Memorial Day weekend my wife and I enjoyed a nice trip up to the Kings Canyon area. We spent part of my trip going to Bearskin Grove, which we had not yet visited. It's a small grove, but we both thought it was very nice and it is equipped with a better-than-average percentage of larger-sized Giant Sequoias.
We walked the old dirt roads through the west and east sections. In the west section of the grove I found two trees that seemed to have large volumes, so I measured them. In the east section I also found one that I felt the need to measure. I got a volume of 29K, height of 243 feet, and base periphery of 78 feet on the ground on the largest one in the west section. The second largest in that section, the Bearskin Giant, i found to be approximate 19K volume, 204 feet height, and a massive 90 feet around the base, not including a root extension that stuck out another dozen feet. It was on a very steep slope. The one in the east section I measured was approximately 21K volume, 238 feet tall, and 77 feet around the circumference of its base.

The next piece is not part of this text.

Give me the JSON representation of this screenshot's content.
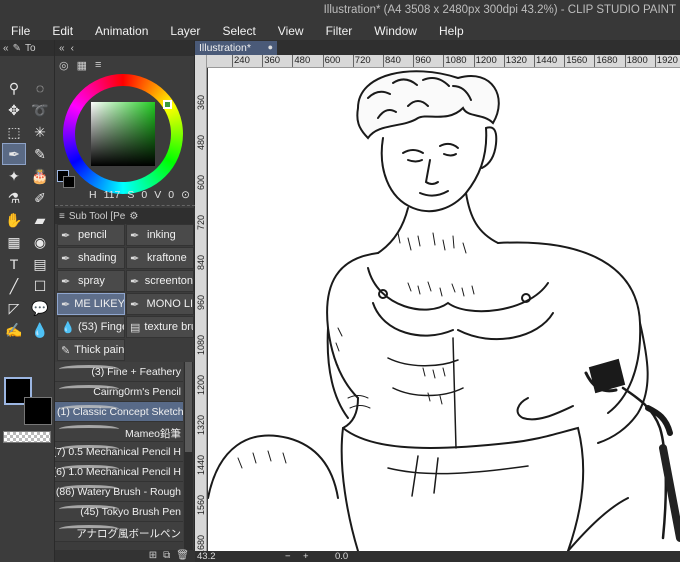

The grove was very scenic, and visibility of the trees from the road is excellent due to the recent logging in the area. Below are pics of some of the trees in Bearskin Grove.
First pic: the largest tree I measured in the west section of the grove Second pic: the largest tree I measured in the east section of the grove
I also explored Little Boulder Grove a bit and managed to find the tree that Wendell Flint referred to as a large one in the southeast corner of the grove. After measuring it I came up with a volume of approximately 22K cubic feet, max height of 247 feet, and periphery of 86 feet on the ground. It is in the bottom of the stream bed flowing through the center of the grove and enfolds a small nursery of young sequoias within the encirclement of its roots. On the opposite side of the stream bed is a younger leaner sequoia that doesn't quite touch boles with it, however may someday.
Below: Little Boulder Grove second largest tree I have measured